According to Sunstein, C. R. (2007, December 14). The polarization of extremes. The Chronicle of Higher Education 54(16), B9. [Library Link], “In 1995 the technology specialist Nicholas Negroponte predicted the emergence of ‘the Daily Me’ – a newspaper that you design personally, with each component carefully screened and chosen in advance. For many of us, Negroponte‘s prediction is coming true.” But why wouldn’t this happen? Time is a finite commodity. As the number of Facebook (and other social media outlets) users continues to rise, the average number of connections is bound to rise as well. The average amount of time on any given site probably will rise, too, but it will eventually butt up against a brick wall. Day length is finite, and people have lives outside of Facebook. Even with tablets and smart phones, there is still plenty of time spent not engaging in social media-style activities.

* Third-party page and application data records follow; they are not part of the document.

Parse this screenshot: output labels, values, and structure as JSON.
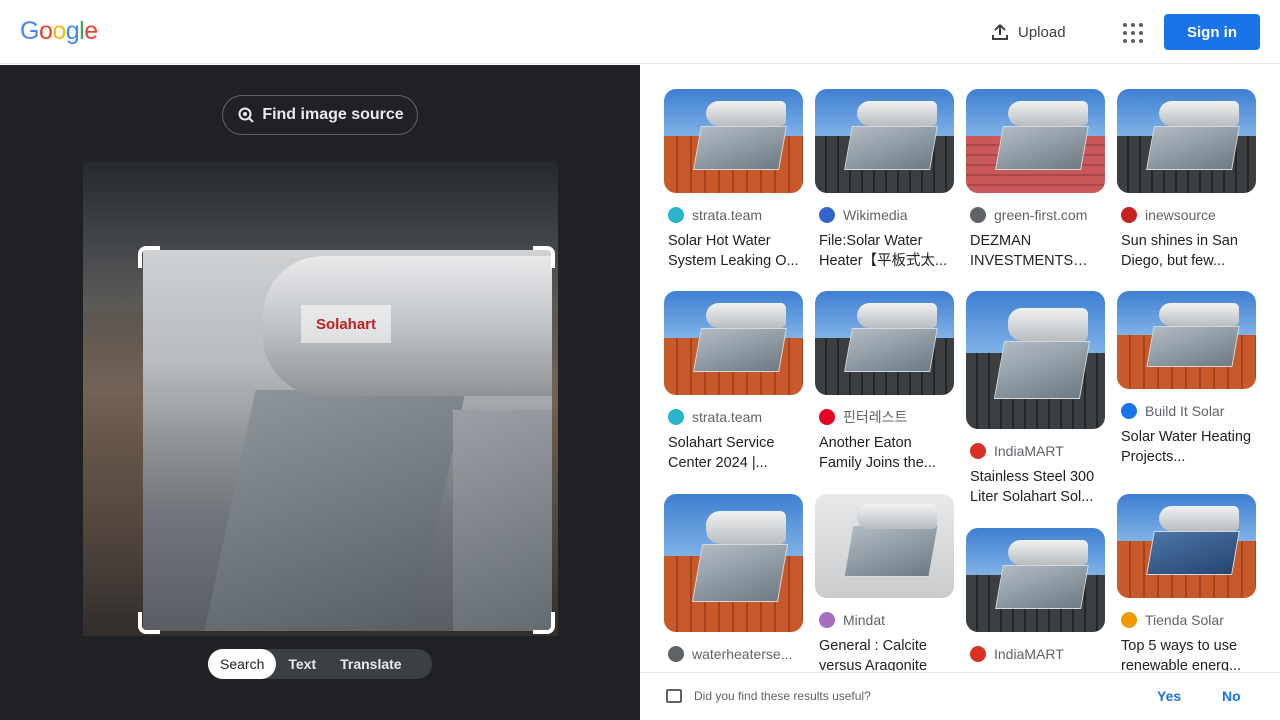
{
  "header": {
    "logo": [
      "G",
      "o",
      "o",
      "g",
      "l",
      "e"
    ],
    "upload_label": "Upload",
    "apps_icon": "apps-grid-icon",
    "signin_label": "Sign in"
  },
  "lens": {
    "find_source_label": "Find image source",
    "photo_brand_text": "Solahart",
    "modes": [
      {
        "label": "Search",
        "active": true
      },
      {
        "label": "Text",
        "active": false
      },
      {
        "label": "Translate",
        "active": false
      }
    ]
  },
  "results": [
    {
      "source": "strata.team",
      "favicon": "strata-favicon",
      "favicon_color": "#28b5c7",
      "title": "Solar Hot Water System Leaking O...",
      "style": "roof"
    },
    {
      "source": "Wikimedia",
      "favicon": "wikimedia-favicon",
      "favicon_color": "#3366cc",
      "title": "File:Solar Water Heater【平板式太...",
      "style": "dark"
    },
    {
      "source": "green-first.com",
      "favicon": "globe-favicon",
      "favicon_color": "#5f6368",
      "title": "DEZMAN INVESTMENTS CC...",
      "style": "red"
    },
    {
      "source": "inewsource",
      "favicon": "inewsource-favicon",
      "favicon_color": "#c5221f",
      "title": "Sun shines in San Diego, but few...",
      "style": "dark"
    },
    {
      "source": "strata.team",
      "favicon": "strata-favicon",
      "favicon_color": "#28b5c7",
      "title": "Solahart Service Center 2024 |...",
      "style": "roof"
    },
    {
      "source": "핀터레스트",
      "favicon": "pinterest-favicon",
      "favicon_color": "#e60023",
      "title": "Another Eaton Family Joins the...",
      "style": "dark"
    },
    {
      "source": "IndiaMART",
      "favicon": "indiamart-favicon",
      "favicon_color": "#d93025",
      "title": "Stainless Steel 300 Liter Solahart Sol...",
      "style": "dark"
    },
    {
      "source": "Build It Solar",
      "favicon": "builditsolar-favicon",
      "favicon_color": "#1a73e8",
      "title": "Solar Water Heating Projects...",
      "style": "roof"
    },
    {
      "source": "waterheaterse...",
      "favicon": "globe-favicon",
      "favicon_color": "#5f6368",
      "title": "",
      "style": "roof"
    },
    {
      "source": "Mindat",
      "favicon": "mindat-favicon",
      "favicon_color": "#a56cc1",
      "title": "General : Calcite versus Aragonite",
      "style": "plain"
    },
    {
      "source": "IndiaMART",
      "favicon": "indiamart-favicon",
      "favicon_color": "#d93025",
      "title": "",
      "style": "dark"
    },
    {
      "source": "Tienda Solar",
      "favicon": "tiendasolar-favicon",
      "favicon_color": "#f29900",
      "title": "Top 5 ways to use renewable energ...",
      "style": "blue"
    }
  ],
  "feedback": {
    "question": "Did you find these results useful?",
    "yes_label": "Yes",
    "no_label": "No"
  }
}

With limited time and attention, the flood of information has to be stopped somehow. We build dams and divert it or dry up some of our sources. We unfriend people, we leave certain sites, and we become more parsimonious with our time. As for what remains, we understandably choose what we want to see and hear – because we are able to now. But diverse and even opposing viewpoints do creep in. According to Manjoo, F. (2012, January 17). The end of the echo chamber: A study of 250 million Facebook users reveals the web isn’t as polarized as we thought. Slate. [Link], “The fact that weak ties introduce us to novel information wouldn’t matter if we only had a few weak ties on Facebook. But it turns out that most of our relationships on Facebook are pretty weak, according to Bakshy’s study. Even if you consider the most lax definition of a “strong tie”—someone from whom you’ve received a single message or comment—most people still have a lot more weak ties than strong ones. And this means that, when considered in aggregate, our weak ties—with their access to novel information—are the most influential people in our networks. Even though we’re more likely to share any one thing posted by a close friend, we have so many more mere acquaintances posting stuff that our close friends are all but drowned out.”
For Cass Sunstein, having an average or typical consumer, reader, listener or viewer in mind means that everyone is fed every bit of political information. He feels that’s better, that people can become informed about more than just their own immediate personal interests. Separation concerns him. And it’s already here. But the truth is, the typical consumer never really existed. I feel he’s pining for a past that seems a bit too golden and fuzzy, wearing a halo that it does not deserve.
Are we more separate today? Yes, absolutely. The United States is far from homogeneous these days. But we’re not quite all confined to our own little silos or ivory towers. At least, we aren’t yet.